= Beginning of Section =

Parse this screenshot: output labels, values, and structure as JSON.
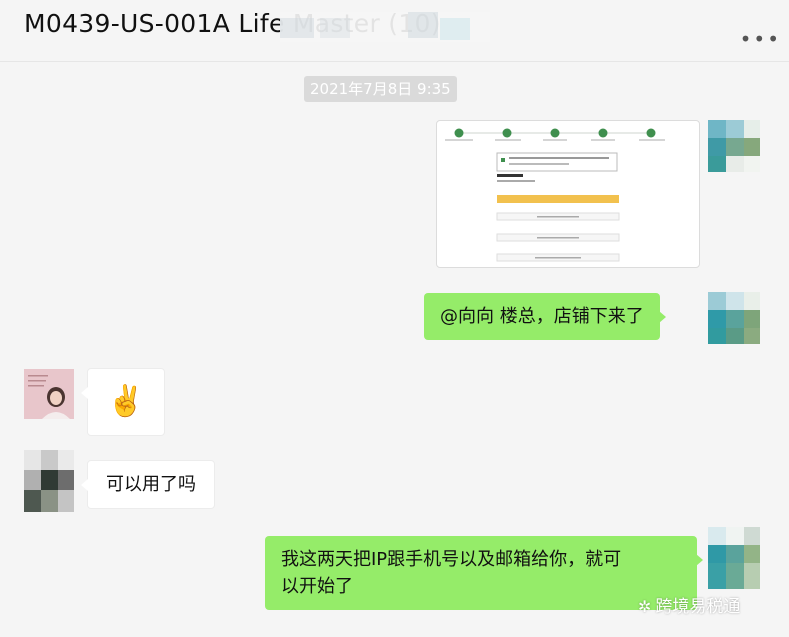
{
  "window": {
    "title": "M0439-US-001A Life Master  (10)",
    "more_icon": "more-horizontal-icon"
  },
  "chat": {
    "timestamp": "2021年7月8日 9:35",
    "messages": [
      {
        "id": "m1",
        "sender": "self",
        "kind": "image",
        "description": "screenshot-attachment"
      },
      {
        "id": "m2",
        "sender": "self",
        "kind": "text",
        "text": "@向向 楼总，店铺下来了"
      },
      {
        "id": "m3",
        "sender": "other",
        "kind": "emoji",
        "text": "✌️"
      },
      {
        "id": "m4",
        "sender": "other2",
        "kind": "text",
        "text": "可以用了吗"
      },
      {
        "id": "m5",
        "sender": "self",
        "kind": "text",
        "lines": [
          "我这两天把IP跟手机号以及邮箱给你，就可",
          "以开始了"
        ]
      }
    ]
  },
  "watermark": {
    "icon": "wechat-official-account-icon",
    "text": "跨境易税通"
  },
  "colors": {
    "self_bubble": "#95ec69",
    "other_bubble": "#ffffff",
    "background": "#f5f5f5",
    "timestamp_bg": "#dadada"
  }
}
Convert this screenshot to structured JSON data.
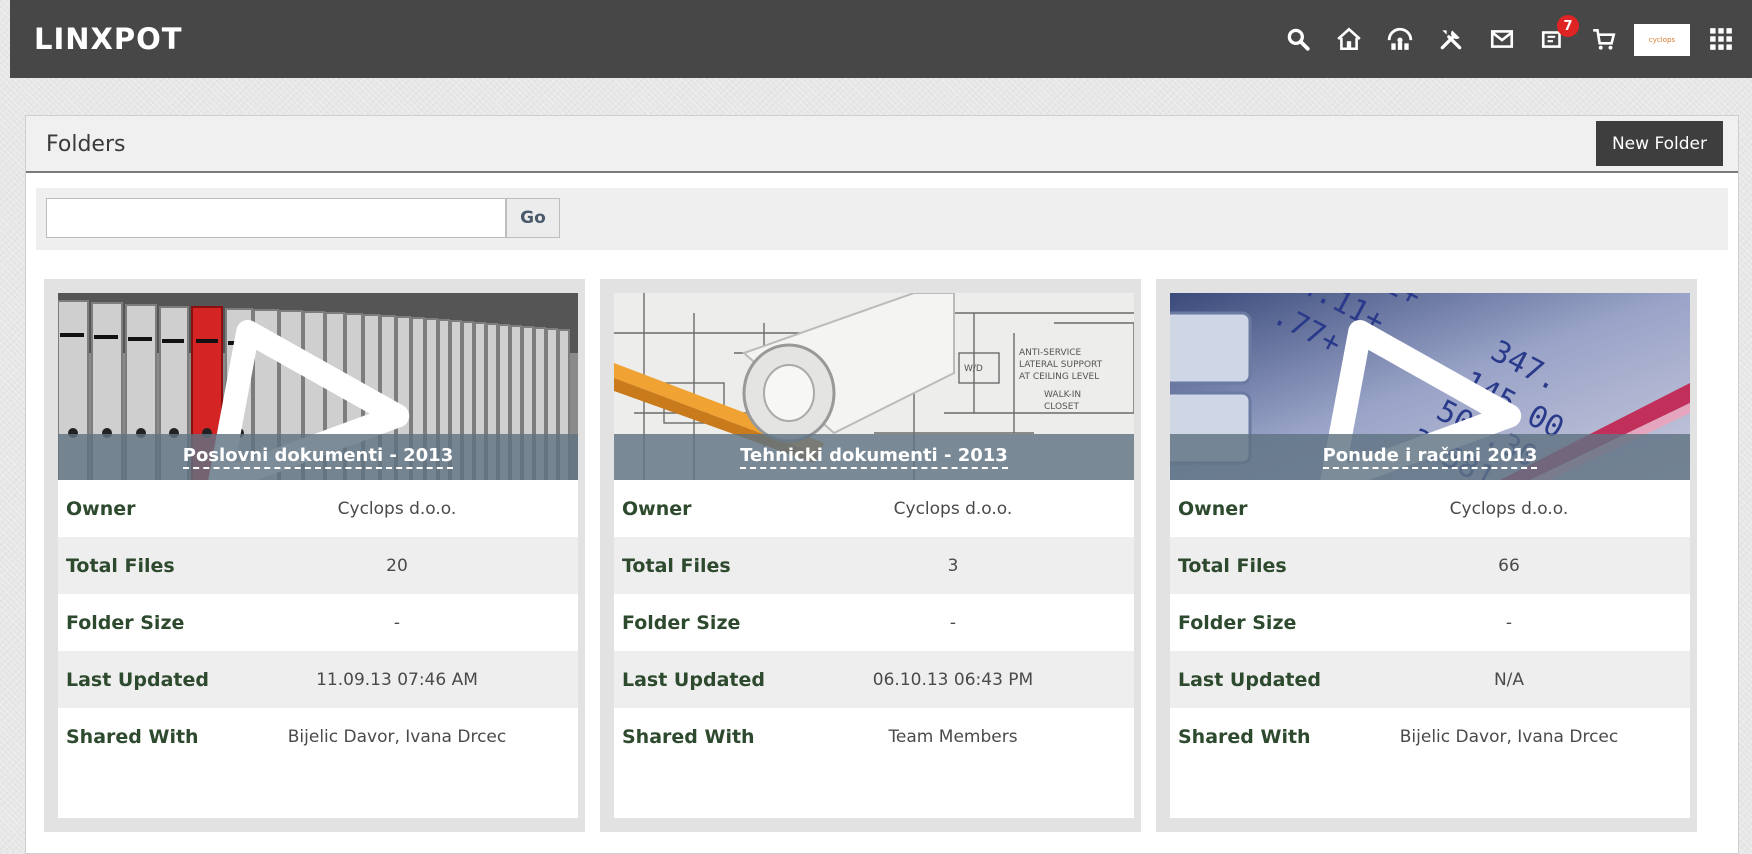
{
  "app": {
    "brand": "LINXPOT"
  },
  "header": {
    "notification_count": "7",
    "profile_logo_text": "cyclops"
  },
  "panel": {
    "title": "Folders",
    "new_folder_label": "New Folder"
  },
  "search": {
    "value": "",
    "placeholder": "",
    "go_label": "Go"
  },
  "labels": {
    "owner": "Owner",
    "total_files": "Total Files",
    "folder_size": "Folder Size",
    "last_updated": "Last Updated",
    "shared_with": "Shared With"
  },
  "folders": [
    {
      "name": "Poslovni dokumenti - 2013",
      "brand": "cyclops",
      "owner": "Cyclops d.o.o.",
      "total_files": "20",
      "folder_size": "-",
      "last_updated": "11.09.13 07:46 AM",
      "shared_with": "Bijelic Davor, Ivana Drcec"
    },
    {
      "name": "Tehnicki dokumenti - 2013",
      "brand": "",
      "owner": "Cyclops d.o.o.",
      "total_files": "3",
      "folder_size": "-",
      "last_updated": "06.10.13 06:43 PM",
      "shared_with": "Team Members"
    },
    {
      "name": "Ponude i računi 2013",
      "brand": "cyclops",
      "owner": "Cyclops d.o.o.",
      "total_files": "66",
      "folder_size": "-",
      "last_updated": "N/A",
      "shared_with": "Bijelic Davor, Ivana Drcec"
    }
  ],
  "icons": [
    "search-icon",
    "home-icon",
    "network-icon",
    "tools-icon",
    "mail-icon",
    "notifications-icon",
    "cart-icon",
    "apps-grid-icon"
  ],
  "colors": {
    "topbar": "#474747",
    "label_green": "#2e4a2e",
    "badge_red": "#e02424"
  }
}
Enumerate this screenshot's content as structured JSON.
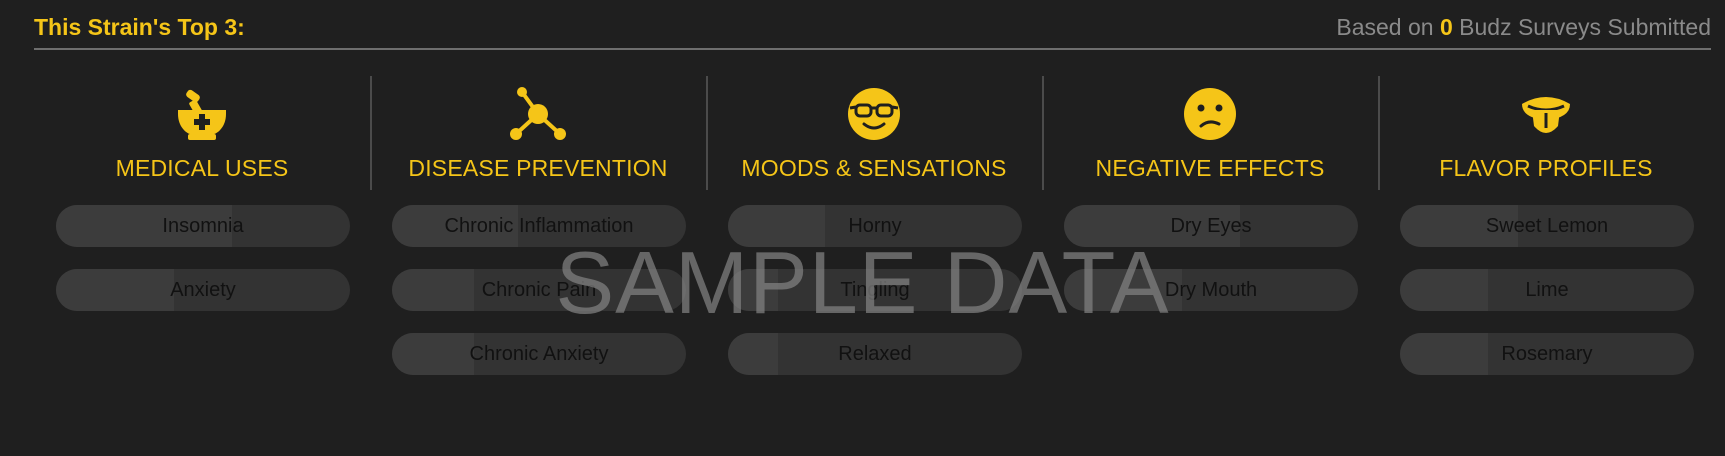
{
  "header": {
    "title": "This Strain's Top 3:",
    "based_on": "Based on",
    "count": "0",
    "suffix": "Budz Surveys Submitted"
  },
  "watermark": "SAMPLE DATA",
  "colors": {
    "accent": "#f5c518",
    "background": "#1f1f1f",
    "bar_track": "#333333",
    "bar_fill": "#3c3c3c"
  },
  "columns": [
    {
      "icon": "mortar-pestle-icon",
      "label": "MEDICAL USES",
      "items": [
        {
          "label": "Insomnia",
          "level": 0.6
        },
        {
          "label": "Anxiety",
          "level": 0.4
        }
      ]
    },
    {
      "icon": "molecule-icon",
      "label": "DISEASE PREVENTION",
      "items": [
        {
          "label": "Chronic Inflammation",
          "level": 0.43
        },
        {
          "label": "Chronic Pain",
          "level": 0.28
        },
        {
          "label": "Chronic Anxiety",
          "level": 0.28
        }
      ]
    },
    {
      "icon": "cool-face-icon",
      "label": "MOODS & SENSATIONS",
      "items": [
        {
          "label": "Horny",
          "level": 0.33
        },
        {
          "label": "Tingling",
          "level": 0.17
        },
        {
          "label": "Relaxed",
          "level": 0.17
        }
      ]
    },
    {
      "icon": "sad-face-icon",
      "label": "NEGATIVE EFFECTS",
      "items": [
        {
          "label": "Dry Eyes",
          "level": 0.6
        },
        {
          "label": "Dry Mouth",
          "level": 0.4
        }
      ]
    },
    {
      "icon": "tongue-face-icon",
      "label": "FLAVOR PROFILES",
      "items": [
        {
          "label": "Sweet Lemon",
          "level": 0.4
        },
        {
          "label": "Lime",
          "level": 0.3
        },
        {
          "label": "Rosemary",
          "level": 0.3
        }
      ]
    }
  ]
}
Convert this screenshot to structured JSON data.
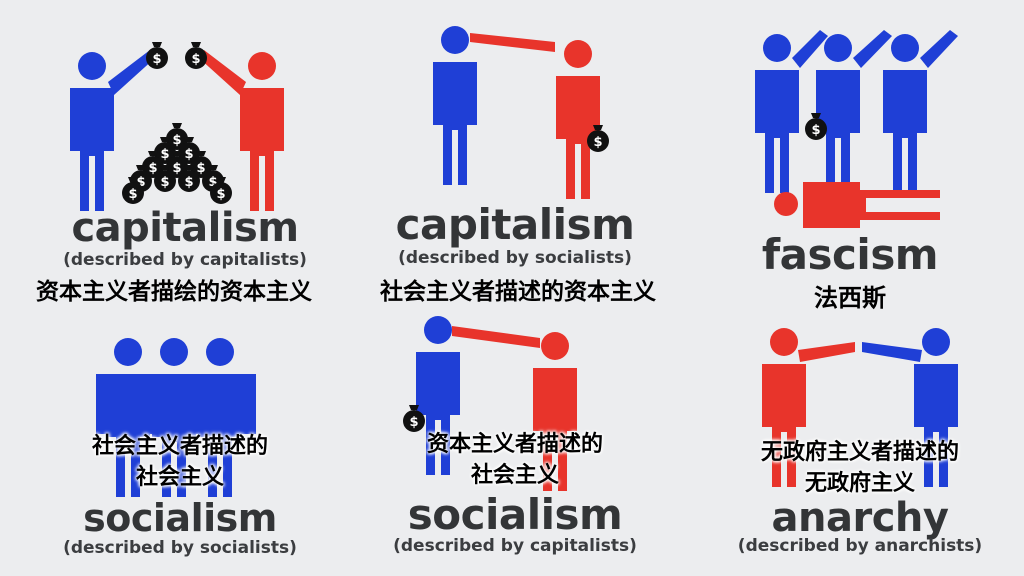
{
  "panels": [
    {
      "title": "capitalism",
      "subtitle": "(described by capitalists)",
      "caption": "资本主义者描绘的资本主义"
    },
    {
      "title": "capitalism",
      "subtitle": "(described by socialists)",
      "caption": "社会主义者描述的资本主义"
    },
    {
      "title": "fascism",
      "caption": "法西斯"
    },
    {
      "title": "socialism",
      "subtitle": "(described by socialists)",
      "caption_line1": "社会主义者描述的",
      "caption_line2": "社会主义"
    },
    {
      "title": "socialism",
      "subtitle": "(described by capitalists)",
      "caption_line1": "资本主义者描述的",
      "caption_line2": "社会主义"
    },
    {
      "title": "anarchy",
      "subtitle": "(described by anarchists)",
      "caption_line1": "无政府主义者描述的",
      "caption_line2": "无政府主义"
    }
  ],
  "colors": {
    "blue": "#1f3fd6",
    "red": "#e8342b",
    "text_dark": "#333537",
    "background": "#ecedef"
  },
  "icons": [
    "person-figure-icon",
    "money-bag-icon"
  ]
}
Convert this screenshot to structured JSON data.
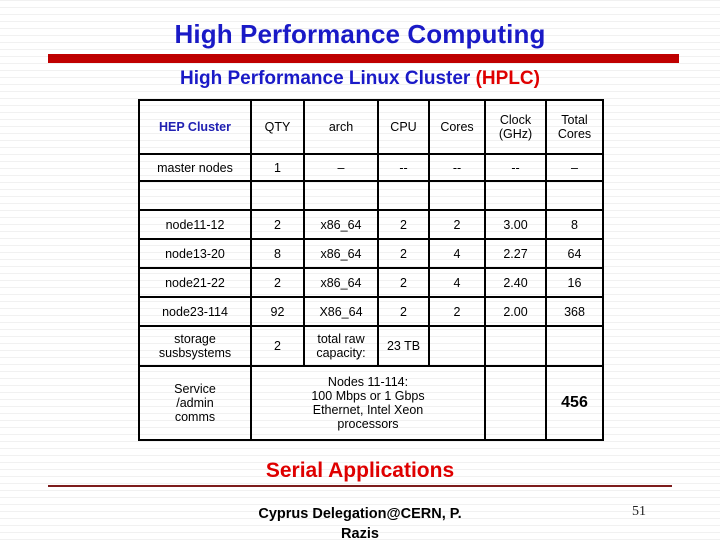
{
  "slide": {
    "title": "High Performance Computing",
    "subtitle_main": "High Performance Linux Cluster ",
    "subtitle_accent": "(HPLC)",
    "section_heading": "Serial Applications",
    "footer_line1": "Cyprus Delegation@CERN, P.",
    "footer_line2": "Razis",
    "page_number": "51",
    "accent_blue": "#1a1ac8",
    "accent_red": "#c00000",
    "rule_thin_color": "#7d1c1c"
  },
  "table": {
    "headers": {
      "cluster": "HEP Cluster",
      "qty": "QTY",
      "arch": "arch",
      "cpu": "CPU",
      "cores": "Cores",
      "clock": "Clock (GHz)",
      "clock_l1": "Clock",
      "clock_l2": "(GHz)",
      "total": "Total Cores",
      "total_l1": "Total",
      "total_l2": "Cores"
    },
    "rows": [
      {
        "cluster": "master nodes",
        "qty": "1",
        "arch": "–",
        "cpu": "--",
        "cores": "--",
        "clock": "--",
        "total": "–"
      },
      {
        "cluster": "",
        "qty": "",
        "arch": "",
        "cpu": "",
        "cores": "",
        "clock": "",
        "total": ""
      },
      {
        "cluster": "node11-12",
        "qty": "2",
        "arch": "x86_64",
        "cpu": "2",
        "cores": "2",
        "clock": "3.00",
        "total": "8"
      },
      {
        "cluster": "node13-20",
        "qty": "8",
        "arch": "x86_64",
        "cpu": "2",
        "cores": "4",
        "clock": "2.27",
        "total": "64"
      },
      {
        "cluster": "node21-22",
        "qty": "2",
        "arch": "x86_64",
        "cpu": "2",
        "cores": "4",
        "clock": "2.40",
        "total": "16"
      },
      {
        "cluster": "node23-114",
        "qty": "92",
        "arch": "X86_64",
        "cpu": "2",
        "cores": "2",
        "clock": "2.00",
        "total": "368"
      }
    ],
    "storage_row": {
      "label_l1": "storage",
      "label_l2": "susbsystems",
      "qty": "2",
      "raw_l1": "total raw",
      "raw_l2": "capacity:",
      "capacity": "23 TB"
    },
    "service_row": {
      "label_l1": "Service",
      "label_l2": "/admin",
      "label_l3": "comms",
      "note_l1": "Nodes 11-114:",
      "note_l2": "100 Mbps or 1 Gbps",
      "note_l3": "Ethernet, Intel Xeon",
      "note_l4": "processors",
      "total_cores": "456"
    }
  }
}
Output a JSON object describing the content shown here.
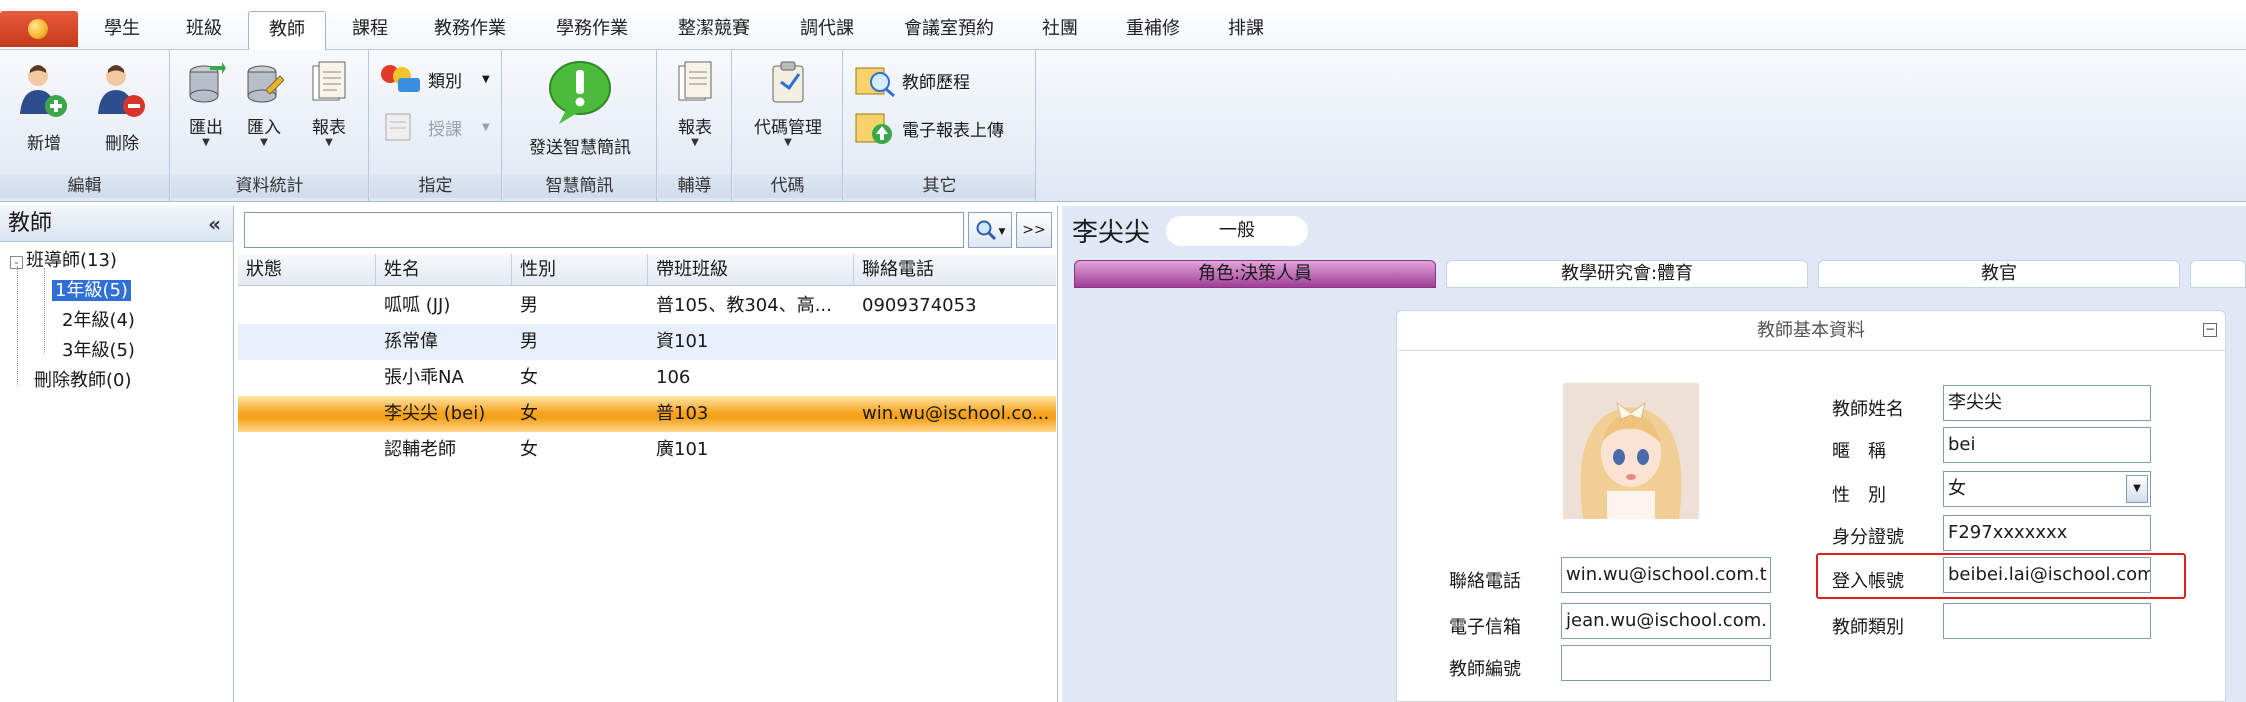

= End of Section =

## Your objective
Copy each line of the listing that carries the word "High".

## Task response
    "title": "High Performance Computing",
    "subtitle_main": "High Performance Linux Cluster ",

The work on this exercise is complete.